* **Records for this task**
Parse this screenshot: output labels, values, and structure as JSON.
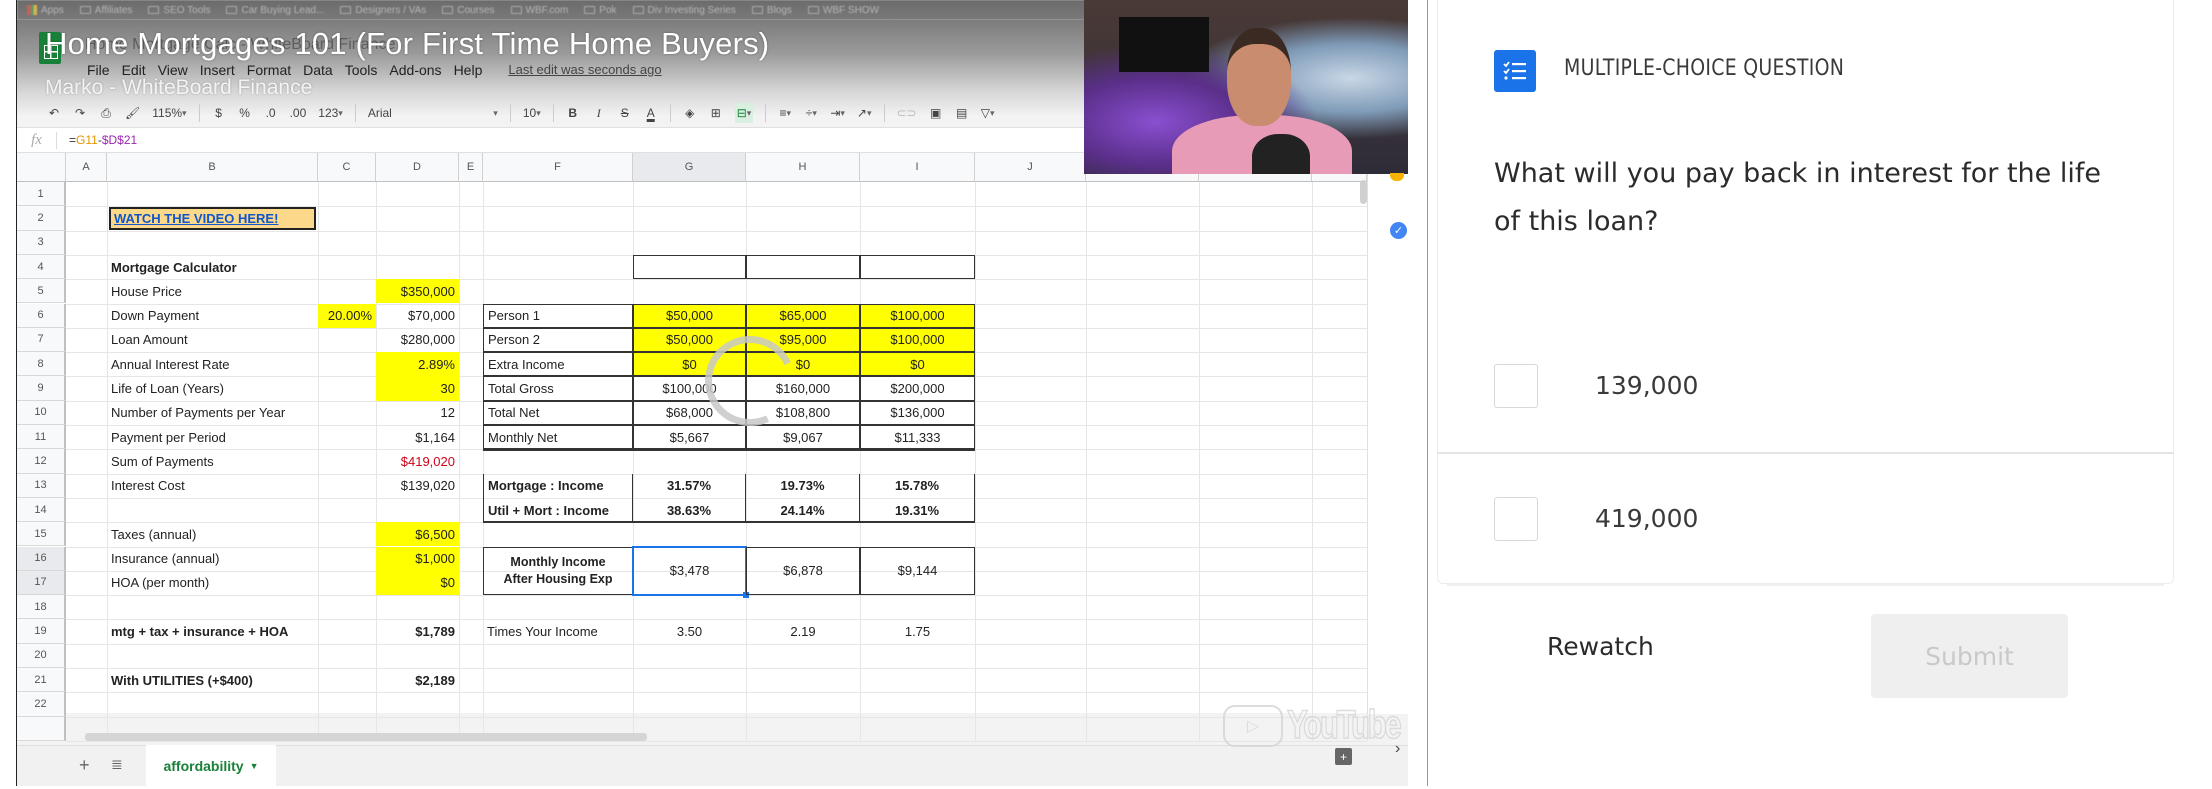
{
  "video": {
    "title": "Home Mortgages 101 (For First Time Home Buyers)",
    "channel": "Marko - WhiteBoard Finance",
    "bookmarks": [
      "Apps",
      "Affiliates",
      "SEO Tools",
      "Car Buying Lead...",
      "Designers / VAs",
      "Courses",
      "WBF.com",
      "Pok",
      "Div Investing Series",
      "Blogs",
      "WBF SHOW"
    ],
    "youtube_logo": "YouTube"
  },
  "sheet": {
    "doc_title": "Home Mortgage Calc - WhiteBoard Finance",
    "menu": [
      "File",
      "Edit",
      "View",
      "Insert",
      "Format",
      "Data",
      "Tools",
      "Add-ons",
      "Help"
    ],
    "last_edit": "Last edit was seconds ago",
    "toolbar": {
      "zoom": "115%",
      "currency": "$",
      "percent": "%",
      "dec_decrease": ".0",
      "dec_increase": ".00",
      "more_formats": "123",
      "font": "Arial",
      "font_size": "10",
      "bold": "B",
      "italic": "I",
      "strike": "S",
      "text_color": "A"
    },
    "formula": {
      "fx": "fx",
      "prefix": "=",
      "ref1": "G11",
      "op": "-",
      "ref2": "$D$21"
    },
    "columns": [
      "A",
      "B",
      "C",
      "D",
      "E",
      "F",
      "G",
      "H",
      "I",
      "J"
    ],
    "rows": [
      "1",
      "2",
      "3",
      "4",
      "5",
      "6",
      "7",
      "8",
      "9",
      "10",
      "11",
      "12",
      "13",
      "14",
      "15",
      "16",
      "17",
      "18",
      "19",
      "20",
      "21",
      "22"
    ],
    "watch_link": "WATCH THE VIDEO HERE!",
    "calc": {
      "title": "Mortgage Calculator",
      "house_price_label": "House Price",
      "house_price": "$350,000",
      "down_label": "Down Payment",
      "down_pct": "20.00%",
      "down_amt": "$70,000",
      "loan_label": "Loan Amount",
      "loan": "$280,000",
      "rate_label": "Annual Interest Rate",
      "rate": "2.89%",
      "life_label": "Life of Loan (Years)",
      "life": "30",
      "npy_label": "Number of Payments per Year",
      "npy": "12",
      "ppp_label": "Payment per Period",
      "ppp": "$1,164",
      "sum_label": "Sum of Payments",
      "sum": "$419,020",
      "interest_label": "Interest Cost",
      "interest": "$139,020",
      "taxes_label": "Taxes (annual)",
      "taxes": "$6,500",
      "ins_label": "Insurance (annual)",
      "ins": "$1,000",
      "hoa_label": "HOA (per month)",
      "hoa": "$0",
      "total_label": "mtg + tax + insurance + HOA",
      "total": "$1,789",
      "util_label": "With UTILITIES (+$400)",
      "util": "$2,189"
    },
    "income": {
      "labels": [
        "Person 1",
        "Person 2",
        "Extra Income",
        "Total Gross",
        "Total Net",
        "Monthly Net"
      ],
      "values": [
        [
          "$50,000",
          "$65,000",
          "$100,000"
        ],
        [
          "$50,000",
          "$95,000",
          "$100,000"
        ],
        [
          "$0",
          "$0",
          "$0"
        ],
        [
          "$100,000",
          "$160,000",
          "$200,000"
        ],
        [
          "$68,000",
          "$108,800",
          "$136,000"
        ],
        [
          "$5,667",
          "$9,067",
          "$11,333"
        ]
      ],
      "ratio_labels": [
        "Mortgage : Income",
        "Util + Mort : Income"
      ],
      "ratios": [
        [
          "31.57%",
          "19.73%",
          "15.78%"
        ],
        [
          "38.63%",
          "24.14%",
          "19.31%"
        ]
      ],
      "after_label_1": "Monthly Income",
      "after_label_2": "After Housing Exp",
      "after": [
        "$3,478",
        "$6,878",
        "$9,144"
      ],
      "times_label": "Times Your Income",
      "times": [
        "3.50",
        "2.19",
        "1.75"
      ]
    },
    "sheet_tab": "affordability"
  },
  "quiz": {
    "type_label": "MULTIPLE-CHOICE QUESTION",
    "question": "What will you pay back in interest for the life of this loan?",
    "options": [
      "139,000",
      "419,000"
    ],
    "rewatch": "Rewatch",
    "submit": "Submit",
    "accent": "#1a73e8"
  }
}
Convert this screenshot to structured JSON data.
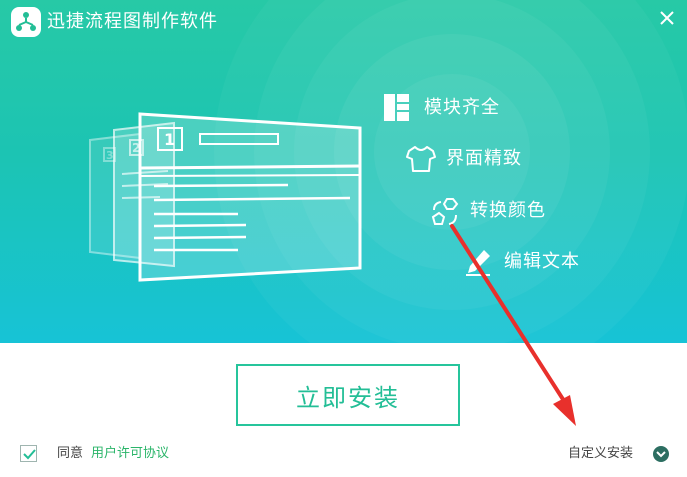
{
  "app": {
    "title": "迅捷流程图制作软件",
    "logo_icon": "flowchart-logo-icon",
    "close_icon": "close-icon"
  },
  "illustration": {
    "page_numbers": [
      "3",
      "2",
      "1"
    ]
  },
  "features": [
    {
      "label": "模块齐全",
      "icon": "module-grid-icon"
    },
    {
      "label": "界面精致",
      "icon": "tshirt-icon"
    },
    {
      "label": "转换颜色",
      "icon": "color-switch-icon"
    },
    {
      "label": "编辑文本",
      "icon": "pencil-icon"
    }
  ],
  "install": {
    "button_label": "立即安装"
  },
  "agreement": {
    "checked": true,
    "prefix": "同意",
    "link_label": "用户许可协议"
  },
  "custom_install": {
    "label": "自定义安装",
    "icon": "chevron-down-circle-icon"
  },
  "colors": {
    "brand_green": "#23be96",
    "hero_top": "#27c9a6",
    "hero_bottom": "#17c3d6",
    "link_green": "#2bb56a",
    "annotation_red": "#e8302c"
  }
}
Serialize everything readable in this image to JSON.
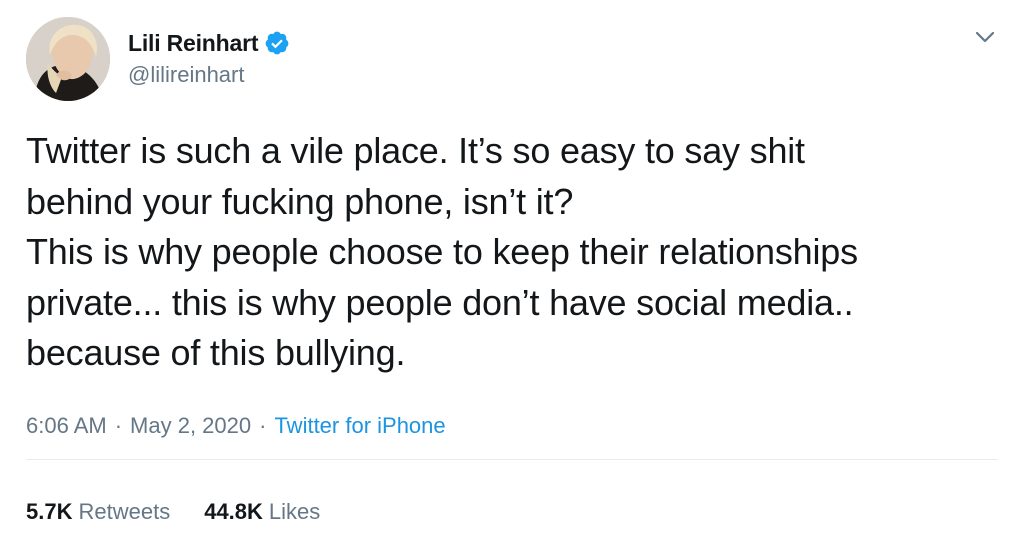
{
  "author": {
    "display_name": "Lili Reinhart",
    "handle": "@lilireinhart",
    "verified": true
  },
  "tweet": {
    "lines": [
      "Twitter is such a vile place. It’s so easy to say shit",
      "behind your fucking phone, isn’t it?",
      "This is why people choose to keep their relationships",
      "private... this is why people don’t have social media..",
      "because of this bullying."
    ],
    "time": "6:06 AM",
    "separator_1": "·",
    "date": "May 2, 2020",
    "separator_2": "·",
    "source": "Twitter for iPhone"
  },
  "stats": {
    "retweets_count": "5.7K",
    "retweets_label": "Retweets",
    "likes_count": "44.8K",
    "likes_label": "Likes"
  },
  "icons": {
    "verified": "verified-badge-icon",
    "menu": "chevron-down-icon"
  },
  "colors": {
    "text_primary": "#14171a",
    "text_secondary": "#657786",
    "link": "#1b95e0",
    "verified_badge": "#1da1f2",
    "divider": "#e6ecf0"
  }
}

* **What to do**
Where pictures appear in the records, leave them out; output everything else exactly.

* **Task output**
Parse this screenshot: output labels, values, and structure as JSON.
{
  "video": {
    "title": "Home Mortgages 101 (For First Time Home Buyers)",
    "channel": "Marko - WhiteBoard Finance",
    "bookmarks": [
      "Apps",
      "Affiliates",
      "SEO Tools",
      "Car Buying Lead...",
      "Designers / VAs",
      "Courses",
      "WBF.com",
      "Pok",
      "Div Investing Series",
      "Blogs",
      "WBF SHOW"
    ],
    "youtube_logo": "YouTube"
  },
  "sheet": {
    "doc_title": "Home Mortgage Calc - WhiteBoard Finance",
    "menu": [
      "File",
      "Edit",
      "View",
      "Insert",
      "Format",
      "Data",
      "Tools",
      "Add-ons",
      "Help"
    ],
    "last_edit": "Last edit was seconds ago",
    "toolbar": {
      "zoom": "115%",
      "currency": "$",
      "percent": "%",
      "dec_decrease": ".0",
      "dec_increase": ".00",
      "more_formats": "123",
      "font": "Arial",
      "font_size": "10",
      "bold": "B",
      "italic": "I",
      "strike": "S",
      "text_color": "A"
    },
    "formula": {
      "fx": "fx",
      "prefix": "=",
      "ref1": "G11",
      "op": "-",
      "ref2": "$D$21"
    },
    "columns": [
      "A",
      "B",
      "C",
      "D",
      "E",
      "F",
      "G",
      "H",
      "I",
      "J"
    ],
    "rows": [
      "1",
      "2",
      "3",
      "4",
      "5",
      "6",
      "7",
      "8",
      "9",
      "10",
      "11",
      "12",
      "13",
      "14",
      "15",
      "16",
      "17",
      "18",
      "19",
      "20",
      "21",
      "22"
    ],
    "watch_link": "WATCH THE VIDEO HERE!",
    "calc": {
      "title": "Mortgage Calculator",
      "house_price_label": "House Price",
      "house_price": "$350,000",
      "down_label": "Down Payment",
      "down_pct": "20.00%",
      "down_amt": "$70,000",
      "loan_label": "Loan Amount",
      "loan": "$280,000",
      "rate_label": "Annual Interest Rate",
      "rate": "2.89%",
      "life_label": "Life of Loan (Years)",
      "life": "30",
      "npy_label": "Number of Payments per Year",
      "npy": "12",
      "ppp_label": "Payment per Period",
      "ppp": "$1,164",
      "sum_label": "Sum of Payments",
      "sum": "$419,020",
      "interest_label": "Interest Cost",
      "interest": "$139,020",
      "taxes_label": "Taxes (annual)",
      "taxes": "$6,500",
      "ins_label": "Insurance (annual)",
      "ins": "$1,000",
      "hoa_label": "HOA (per month)",
      "hoa": "$0",
      "total_label": "mtg + tax + insurance + HOA",
      "total": "$1,789",
      "util_label": "With UTILITIES (+$400)",
      "util": "$2,189"
    },
    "income": {
      "labels": [
        "Person 1",
        "Person 2",
        "Extra Income",
        "Total Gross",
        "Total Net",
        "Monthly Net"
      ],
      "values": [
        [
          "$50,000",
          "$65,000",
          "$100,000"
        ],
        [
          "$50,000",
          "$95,000",
          "$100,000"
        ],
        [
          "$0",
          "$0",
          "$0"
        ],
        [
          "$100,000",
          "$160,000",
          "$200,000"
        ],
        [
          "$68,000",
          "$108,800",
          "$136,000"
        ],
        [
          "$5,667",
          "$9,067",
          "$11,333"
        ]
      ],
      "ratio_labels": [
        "Mortgage : Income",
        "Util + Mort : Income"
      ],
      "ratios": [
        [
          "31.57%",
          "19.73%",
          "15.78%"
        ],
        [
          "38.63%",
          "24.14%",
          "19.31%"
        ]
      ],
      "after_label_1": "Monthly Income",
      "after_label_2": "After Housing Exp",
      "after": [
        "$3,478",
        "$6,878",
        "$9,144"
      ],
      "times_label": "Times Your Income",
      "times": [
        "3.50",
        "2.19",
        "1.75"
      ]
    },
    "sheet_tab": "affordability"
  },
  "quiz": {
    "type_label": "MULTIPLE-CHOICE QUESTION",
    "question": "What will you pay back in interest for the life of this loan?",
    "options": [
      "139,000",
      "419,000"
    ],
    "rewatch": "Rewatch",
    "submit": "Submit",
    "accent": "#1a73e8"
  }
}
Convert this screenshot to structured JSON data.
{
  "app": {
    "title": "迅捷流程图制作软件",
    "logo_icon": "flowchart-logo-icon",
    "close_icon": "close-icon"
  },
  "illustration": {
    "page_numbers": [
      "3",
      "2",
      "1"
    ]
  },
  "features": [
    {
      "label": "模块齐全",
      "icon": "module-grid-icon"
    },
    {
      "label": "界面精致",
      "icon": "tshirt-icon"
    },
    {
      "label": "转换颜色",
      "icon": "color-switch-icon"
    },
    {
      "label": "编辑文本",
      "icon": "pencil-icon"
    }
  ],
  "install": {
    "button_label": "立即安装"
  },
  "agreement": {
    "checked": true,
    "prefix": "同意",
    "link_label": "用户许可协议"
  },
  "custom_install": {
    "label": "自定义安装",
    "icon": "chevron-down-circle-icon"
  },
  "colors": {
    "brand_green": "#23be96",
    "hero_top": "#27c9a6",
    "hero_bottom": "#17c3d6",
    "link_green": "#2bb56a",
    "annotation_red": "#e8302c"
  }
}
Serialize everything readable in this image to JSON.
{
  "author": {
    "display_name": "Lili Reinhart",
    "handle": "@lilireinhart",
    "verified": true
  },
  "tweet": {
    "lines": [
      "Twitter is such a vile place. It’s so easy to say shit",
      "behind your fucking phone, isn’t it?",
      "This is why people choose to keep their relationships",
      "private... this is why people don’t have social media..",
      "because of this bullying."
    ],
    "time": "6:06 AM",
    "separator_1": "·",
    "date": "May 2, 2020",
    "separator_2": "·",
    "source": "Twitter for iPhone"
  },
  "stats": {
    "retweets_count": "5.7K",
    "retweets_label": "Retweets",
    "likes_count": "44.8K",
    "likes_label": "Likes"
  },
  "icons": {
    "verified": "verified-badge-icon",
    "menu": "chevron-down-icon"
  },
  "colors": {
    "text_primary": "#14171a",
    "text_secondary": "#657786",
    "link": "#1b95e0",
    "verified_badge": "#1da1f2",
    "divider": "#e6ecf0"
  }
}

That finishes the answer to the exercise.